Whether you like your popular science books "dry"or "wet," there are plenty of good ones to choose from these days. By dry, I mean a book that mostly tries to explain a difficult subject; by wet, I mean one that gives a lot of attention to the living, human side of the science. My preference is dry, but I've been working my way through four pop sci books this month, and I'll start with the decidedly wet one I already finished.
Janna Levin's very human Black Hole Blues and Other Songs from Outer Space
is maybe 10 percent about black holes science and 90 percent about quirky, brilliant black hole scientists.
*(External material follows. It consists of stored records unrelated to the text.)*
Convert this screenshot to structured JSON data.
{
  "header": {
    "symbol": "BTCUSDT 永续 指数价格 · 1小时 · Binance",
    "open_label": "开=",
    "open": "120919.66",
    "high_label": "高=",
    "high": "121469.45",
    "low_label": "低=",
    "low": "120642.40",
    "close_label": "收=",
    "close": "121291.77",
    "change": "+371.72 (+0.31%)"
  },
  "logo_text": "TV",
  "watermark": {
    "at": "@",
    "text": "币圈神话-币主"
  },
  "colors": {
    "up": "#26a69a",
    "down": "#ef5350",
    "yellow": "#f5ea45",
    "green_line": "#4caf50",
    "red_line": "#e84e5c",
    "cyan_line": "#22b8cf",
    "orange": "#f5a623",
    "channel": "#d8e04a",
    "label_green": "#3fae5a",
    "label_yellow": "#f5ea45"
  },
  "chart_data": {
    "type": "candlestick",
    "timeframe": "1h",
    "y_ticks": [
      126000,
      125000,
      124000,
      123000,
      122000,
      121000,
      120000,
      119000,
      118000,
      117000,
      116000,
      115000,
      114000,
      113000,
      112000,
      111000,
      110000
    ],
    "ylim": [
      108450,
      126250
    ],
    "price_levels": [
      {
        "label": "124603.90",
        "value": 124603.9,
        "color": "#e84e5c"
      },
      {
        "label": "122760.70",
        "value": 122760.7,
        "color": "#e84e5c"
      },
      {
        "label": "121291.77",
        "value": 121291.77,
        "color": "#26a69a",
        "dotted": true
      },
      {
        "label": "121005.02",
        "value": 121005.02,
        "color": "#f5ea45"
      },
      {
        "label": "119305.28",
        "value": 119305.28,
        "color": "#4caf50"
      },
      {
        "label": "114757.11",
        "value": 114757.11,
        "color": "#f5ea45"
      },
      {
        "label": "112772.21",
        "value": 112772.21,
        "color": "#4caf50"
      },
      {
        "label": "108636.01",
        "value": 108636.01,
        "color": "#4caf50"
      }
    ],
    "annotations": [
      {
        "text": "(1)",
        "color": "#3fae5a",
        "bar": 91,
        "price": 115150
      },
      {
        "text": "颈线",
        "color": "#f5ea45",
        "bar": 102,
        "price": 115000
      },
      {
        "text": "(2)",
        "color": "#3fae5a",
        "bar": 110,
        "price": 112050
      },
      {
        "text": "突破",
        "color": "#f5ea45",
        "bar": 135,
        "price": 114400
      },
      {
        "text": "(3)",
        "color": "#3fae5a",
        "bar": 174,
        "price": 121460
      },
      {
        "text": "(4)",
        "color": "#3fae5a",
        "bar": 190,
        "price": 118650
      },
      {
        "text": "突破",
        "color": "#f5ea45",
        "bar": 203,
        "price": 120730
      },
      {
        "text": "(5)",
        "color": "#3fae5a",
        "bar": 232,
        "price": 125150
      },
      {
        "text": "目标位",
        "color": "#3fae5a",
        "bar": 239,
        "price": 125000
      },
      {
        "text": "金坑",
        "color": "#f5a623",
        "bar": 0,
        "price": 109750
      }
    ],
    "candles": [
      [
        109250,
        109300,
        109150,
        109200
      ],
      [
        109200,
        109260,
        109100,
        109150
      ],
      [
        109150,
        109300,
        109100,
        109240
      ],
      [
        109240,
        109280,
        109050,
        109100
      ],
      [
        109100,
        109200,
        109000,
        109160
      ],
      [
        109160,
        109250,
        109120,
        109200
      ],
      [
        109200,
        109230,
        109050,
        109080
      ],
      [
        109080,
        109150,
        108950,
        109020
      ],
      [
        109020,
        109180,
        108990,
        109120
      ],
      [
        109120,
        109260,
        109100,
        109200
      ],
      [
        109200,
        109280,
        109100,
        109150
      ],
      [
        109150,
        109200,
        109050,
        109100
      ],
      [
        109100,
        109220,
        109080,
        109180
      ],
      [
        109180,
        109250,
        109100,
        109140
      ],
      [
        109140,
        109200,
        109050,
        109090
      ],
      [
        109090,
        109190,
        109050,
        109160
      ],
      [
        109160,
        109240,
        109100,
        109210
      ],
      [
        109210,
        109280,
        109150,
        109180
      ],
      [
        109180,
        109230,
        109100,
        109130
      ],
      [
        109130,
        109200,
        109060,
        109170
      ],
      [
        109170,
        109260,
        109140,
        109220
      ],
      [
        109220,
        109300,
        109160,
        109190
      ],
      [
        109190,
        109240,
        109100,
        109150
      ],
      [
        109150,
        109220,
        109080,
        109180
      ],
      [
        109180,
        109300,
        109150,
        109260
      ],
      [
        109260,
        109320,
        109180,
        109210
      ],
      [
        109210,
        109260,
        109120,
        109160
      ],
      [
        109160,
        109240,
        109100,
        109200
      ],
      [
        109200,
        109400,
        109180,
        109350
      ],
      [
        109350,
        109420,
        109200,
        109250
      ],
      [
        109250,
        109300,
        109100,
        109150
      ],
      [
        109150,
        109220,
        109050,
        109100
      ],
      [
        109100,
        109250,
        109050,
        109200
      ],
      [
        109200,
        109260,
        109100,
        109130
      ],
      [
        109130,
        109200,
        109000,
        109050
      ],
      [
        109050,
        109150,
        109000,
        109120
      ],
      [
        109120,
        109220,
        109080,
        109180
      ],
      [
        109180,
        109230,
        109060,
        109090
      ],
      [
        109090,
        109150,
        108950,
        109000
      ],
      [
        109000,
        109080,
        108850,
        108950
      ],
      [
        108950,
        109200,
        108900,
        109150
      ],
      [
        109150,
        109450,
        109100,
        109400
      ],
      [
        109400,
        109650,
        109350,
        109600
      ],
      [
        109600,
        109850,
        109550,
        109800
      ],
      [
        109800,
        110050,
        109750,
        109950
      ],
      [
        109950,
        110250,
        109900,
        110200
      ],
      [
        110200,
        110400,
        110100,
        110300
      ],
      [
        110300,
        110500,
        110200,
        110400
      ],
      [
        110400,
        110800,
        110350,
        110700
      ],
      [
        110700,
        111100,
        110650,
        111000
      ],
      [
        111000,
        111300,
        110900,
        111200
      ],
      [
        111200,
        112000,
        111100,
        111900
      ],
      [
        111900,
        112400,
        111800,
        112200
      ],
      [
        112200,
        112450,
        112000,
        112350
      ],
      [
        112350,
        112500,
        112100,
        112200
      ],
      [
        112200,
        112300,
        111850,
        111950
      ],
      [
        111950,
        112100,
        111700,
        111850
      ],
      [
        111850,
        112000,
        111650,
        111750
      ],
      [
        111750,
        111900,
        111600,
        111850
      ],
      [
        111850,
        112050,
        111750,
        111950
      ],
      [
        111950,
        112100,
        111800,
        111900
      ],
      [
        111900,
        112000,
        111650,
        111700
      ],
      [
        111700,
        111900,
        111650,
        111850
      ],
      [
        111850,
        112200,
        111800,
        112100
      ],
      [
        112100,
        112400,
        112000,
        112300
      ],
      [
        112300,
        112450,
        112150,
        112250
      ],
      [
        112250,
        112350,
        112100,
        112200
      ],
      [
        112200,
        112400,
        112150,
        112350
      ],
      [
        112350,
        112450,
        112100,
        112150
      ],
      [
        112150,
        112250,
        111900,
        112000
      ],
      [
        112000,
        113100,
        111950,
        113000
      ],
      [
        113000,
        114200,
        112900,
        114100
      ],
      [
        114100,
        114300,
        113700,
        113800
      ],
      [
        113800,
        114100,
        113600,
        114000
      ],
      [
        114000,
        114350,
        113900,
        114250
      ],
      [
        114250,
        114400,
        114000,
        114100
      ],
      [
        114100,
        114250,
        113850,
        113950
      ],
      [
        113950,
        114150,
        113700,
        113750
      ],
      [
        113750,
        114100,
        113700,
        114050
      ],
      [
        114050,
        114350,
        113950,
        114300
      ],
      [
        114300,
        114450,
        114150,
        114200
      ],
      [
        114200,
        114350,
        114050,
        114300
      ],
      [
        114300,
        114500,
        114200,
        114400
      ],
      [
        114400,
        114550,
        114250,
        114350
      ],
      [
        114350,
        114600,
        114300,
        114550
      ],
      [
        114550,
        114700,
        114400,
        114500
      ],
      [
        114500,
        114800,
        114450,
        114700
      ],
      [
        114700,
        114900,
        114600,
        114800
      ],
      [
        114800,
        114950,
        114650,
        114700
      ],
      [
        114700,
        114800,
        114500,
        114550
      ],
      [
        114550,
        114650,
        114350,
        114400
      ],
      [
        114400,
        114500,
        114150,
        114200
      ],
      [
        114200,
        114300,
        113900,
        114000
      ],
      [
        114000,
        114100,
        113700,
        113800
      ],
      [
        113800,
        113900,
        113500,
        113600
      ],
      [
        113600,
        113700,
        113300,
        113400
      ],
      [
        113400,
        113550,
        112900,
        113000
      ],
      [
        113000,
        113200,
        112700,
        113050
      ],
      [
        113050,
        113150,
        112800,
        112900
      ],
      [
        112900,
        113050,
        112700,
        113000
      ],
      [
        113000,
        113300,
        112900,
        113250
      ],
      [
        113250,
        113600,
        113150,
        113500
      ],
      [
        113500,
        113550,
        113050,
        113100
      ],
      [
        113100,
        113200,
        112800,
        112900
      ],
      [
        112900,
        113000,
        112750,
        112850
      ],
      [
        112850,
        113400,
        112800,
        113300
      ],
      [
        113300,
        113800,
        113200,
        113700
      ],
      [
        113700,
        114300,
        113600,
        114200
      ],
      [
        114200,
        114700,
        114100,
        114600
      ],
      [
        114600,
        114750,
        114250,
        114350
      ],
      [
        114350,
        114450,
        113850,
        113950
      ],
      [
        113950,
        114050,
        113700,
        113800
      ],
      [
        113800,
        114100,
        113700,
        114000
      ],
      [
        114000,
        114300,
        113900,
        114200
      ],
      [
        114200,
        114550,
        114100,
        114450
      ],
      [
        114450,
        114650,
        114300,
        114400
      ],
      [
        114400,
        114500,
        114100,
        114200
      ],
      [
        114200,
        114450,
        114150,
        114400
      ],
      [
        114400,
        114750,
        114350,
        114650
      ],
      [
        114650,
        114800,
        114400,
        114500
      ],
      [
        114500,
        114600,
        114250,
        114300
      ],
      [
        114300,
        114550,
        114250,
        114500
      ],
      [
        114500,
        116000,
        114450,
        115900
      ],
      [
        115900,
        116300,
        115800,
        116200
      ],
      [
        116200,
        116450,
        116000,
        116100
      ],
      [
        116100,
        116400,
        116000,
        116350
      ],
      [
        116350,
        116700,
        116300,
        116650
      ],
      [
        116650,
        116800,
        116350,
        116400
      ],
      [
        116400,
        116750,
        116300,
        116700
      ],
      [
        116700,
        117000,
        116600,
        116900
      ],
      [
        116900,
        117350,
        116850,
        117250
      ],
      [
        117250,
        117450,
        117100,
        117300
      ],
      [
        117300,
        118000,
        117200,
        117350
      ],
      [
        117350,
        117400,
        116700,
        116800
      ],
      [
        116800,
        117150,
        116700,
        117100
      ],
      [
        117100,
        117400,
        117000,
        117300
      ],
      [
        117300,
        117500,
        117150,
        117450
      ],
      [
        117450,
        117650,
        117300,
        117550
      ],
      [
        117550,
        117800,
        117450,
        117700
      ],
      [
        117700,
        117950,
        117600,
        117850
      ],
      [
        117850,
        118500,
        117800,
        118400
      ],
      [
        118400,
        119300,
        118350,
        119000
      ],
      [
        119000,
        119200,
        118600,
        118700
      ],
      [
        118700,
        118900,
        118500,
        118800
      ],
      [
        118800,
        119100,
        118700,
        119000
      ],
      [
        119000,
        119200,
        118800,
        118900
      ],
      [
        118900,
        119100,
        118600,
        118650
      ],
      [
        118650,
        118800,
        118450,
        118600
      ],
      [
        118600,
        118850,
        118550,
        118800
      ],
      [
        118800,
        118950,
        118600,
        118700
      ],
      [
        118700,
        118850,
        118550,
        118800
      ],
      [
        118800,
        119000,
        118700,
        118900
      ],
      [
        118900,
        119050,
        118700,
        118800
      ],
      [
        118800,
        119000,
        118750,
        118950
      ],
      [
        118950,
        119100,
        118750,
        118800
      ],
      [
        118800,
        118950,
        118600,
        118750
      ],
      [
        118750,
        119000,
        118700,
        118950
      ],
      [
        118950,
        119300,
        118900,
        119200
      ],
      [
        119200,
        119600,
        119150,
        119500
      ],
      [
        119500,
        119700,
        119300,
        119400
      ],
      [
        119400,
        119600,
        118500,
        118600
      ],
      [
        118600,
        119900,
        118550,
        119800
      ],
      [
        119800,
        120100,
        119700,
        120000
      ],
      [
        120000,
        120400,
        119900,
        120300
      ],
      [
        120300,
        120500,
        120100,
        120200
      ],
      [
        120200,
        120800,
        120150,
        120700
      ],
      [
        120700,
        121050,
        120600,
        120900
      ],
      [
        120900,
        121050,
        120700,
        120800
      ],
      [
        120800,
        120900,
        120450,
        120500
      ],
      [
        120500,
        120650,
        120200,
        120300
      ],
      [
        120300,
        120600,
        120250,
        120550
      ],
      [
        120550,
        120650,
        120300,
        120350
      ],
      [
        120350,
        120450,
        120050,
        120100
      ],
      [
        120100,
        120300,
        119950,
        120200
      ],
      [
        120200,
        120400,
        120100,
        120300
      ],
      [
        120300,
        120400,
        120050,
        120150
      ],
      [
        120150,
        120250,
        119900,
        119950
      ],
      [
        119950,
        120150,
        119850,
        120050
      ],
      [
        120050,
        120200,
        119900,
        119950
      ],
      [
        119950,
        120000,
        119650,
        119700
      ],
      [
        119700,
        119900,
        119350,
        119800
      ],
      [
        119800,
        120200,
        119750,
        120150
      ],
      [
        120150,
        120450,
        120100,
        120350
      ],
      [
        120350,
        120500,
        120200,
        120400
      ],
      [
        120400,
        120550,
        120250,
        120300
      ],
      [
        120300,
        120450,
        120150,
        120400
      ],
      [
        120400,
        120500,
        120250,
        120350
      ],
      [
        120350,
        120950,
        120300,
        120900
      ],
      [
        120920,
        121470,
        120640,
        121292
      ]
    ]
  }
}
Working through one adversity after another -- theoretical, technical, financial and, especially, emotional -- they put together over 30 years an amazing pair of gigantic devices that last year reportedly heard the unfathomably faint and brief sound ripple from the collision of two black holes in a galaxy far, far away. Levin herself is a black hole scientist, but in this project she writes little about how the universe works and much about how imperfect human beings try to understand it.
Jane Goodall's Seeds of Hope: Wisdom and Wonder from the World of Plants
is a very personal plea by a famous zoologist who dearly loves botany. She urges people to appreciate plants on both emotional and practical levels. Like many scientists, she warns that we are rapidly destroying plant species at the possibly imminent peril of our own.
Somewhere between wet and dry is Frans de Waal's Are We Smart Enough to Know How Smart Animals Are?
The renowned primatologist's latest book is full of the recent findings about animal intelligence, but it's also full of stories about scientists believing a lot of stupid things in regard to animals' abilities.
One of my favorites is that scientists said elephants were too dumb to get bananas that were too high to reach with their trunks. This ruling was based on the fact the elephants would not use a stick to reach them as some other animals do. But an intelligent human realized that holding sticks confuses elephants' sensory perception. When sturdy blocks were put in the elephants' reach, they pushed them to spots underneath the bananas, raised themselves by putting their forelegs on the blocks, and got their reward. Plenty smart.
My current favorite, however, is Sean Carroll's The Big Picture: On the Origins of Life, Meaning, and the Universe Itself.
Monty Python's Meaning of Life
this is not. Even with hardly any math, it is a big book on the big stuff, and I'm admittedly taking a lot of time to work through it. I'm thinking about actually buying it, which, for this life-long library addict, is high praise.
Carroll is a physicist, but he demonstrates a deep understanding of many other challenging subjects, including philosophy and brain science. Ultimately, though, the book is less about the knowledge he conveys and more an explanation of why the scientific process itself -- for all its uncertainties -- is our best hope to understand our universe, our world and ourselves.
Evan - Married, three children, two grandchildren, formerly a newspaper journalist, now a public librarian, at all times a board game nut.